▶ **Problem requirements**
Search the data below for the string "Street" and copy all lines where it shows up.

(Records provided Opens)

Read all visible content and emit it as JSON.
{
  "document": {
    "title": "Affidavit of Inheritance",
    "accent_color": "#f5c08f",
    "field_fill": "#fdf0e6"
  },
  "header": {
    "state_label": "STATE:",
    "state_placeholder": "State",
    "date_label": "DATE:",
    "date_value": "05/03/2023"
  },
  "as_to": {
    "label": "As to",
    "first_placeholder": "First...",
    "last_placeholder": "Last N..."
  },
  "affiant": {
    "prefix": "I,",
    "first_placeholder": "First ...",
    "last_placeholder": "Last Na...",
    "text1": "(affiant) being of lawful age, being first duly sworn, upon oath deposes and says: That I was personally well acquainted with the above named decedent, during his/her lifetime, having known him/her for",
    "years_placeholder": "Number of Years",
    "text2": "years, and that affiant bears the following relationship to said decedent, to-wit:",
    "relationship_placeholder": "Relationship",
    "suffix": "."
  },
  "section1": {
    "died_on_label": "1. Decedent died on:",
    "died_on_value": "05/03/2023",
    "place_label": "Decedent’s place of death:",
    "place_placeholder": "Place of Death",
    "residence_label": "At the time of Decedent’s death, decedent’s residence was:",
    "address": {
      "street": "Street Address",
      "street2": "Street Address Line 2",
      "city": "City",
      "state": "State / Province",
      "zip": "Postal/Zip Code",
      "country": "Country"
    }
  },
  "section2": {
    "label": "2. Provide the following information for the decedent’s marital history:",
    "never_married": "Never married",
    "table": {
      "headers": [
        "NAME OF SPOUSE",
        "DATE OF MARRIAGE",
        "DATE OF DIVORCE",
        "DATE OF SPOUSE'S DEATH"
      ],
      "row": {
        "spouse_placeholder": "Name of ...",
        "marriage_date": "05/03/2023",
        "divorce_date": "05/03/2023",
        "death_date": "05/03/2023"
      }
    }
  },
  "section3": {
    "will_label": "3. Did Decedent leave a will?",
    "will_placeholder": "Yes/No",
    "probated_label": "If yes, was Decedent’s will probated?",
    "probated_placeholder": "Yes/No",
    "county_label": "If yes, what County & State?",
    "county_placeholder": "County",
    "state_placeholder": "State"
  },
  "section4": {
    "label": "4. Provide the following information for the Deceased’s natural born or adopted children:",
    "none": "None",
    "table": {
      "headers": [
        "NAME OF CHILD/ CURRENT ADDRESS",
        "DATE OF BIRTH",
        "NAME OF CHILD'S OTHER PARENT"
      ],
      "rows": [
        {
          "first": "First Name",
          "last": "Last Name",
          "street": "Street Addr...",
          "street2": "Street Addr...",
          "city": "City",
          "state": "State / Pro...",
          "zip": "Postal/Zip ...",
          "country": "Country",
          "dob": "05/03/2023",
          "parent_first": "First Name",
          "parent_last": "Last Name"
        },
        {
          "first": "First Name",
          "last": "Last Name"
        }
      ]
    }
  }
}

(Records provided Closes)

▶ **Finished exercise**
      "street": "Street Address",
      "street2": "Street Address Line 2",
          "street": "Street Addr...",
          "street2": "Street Addr...",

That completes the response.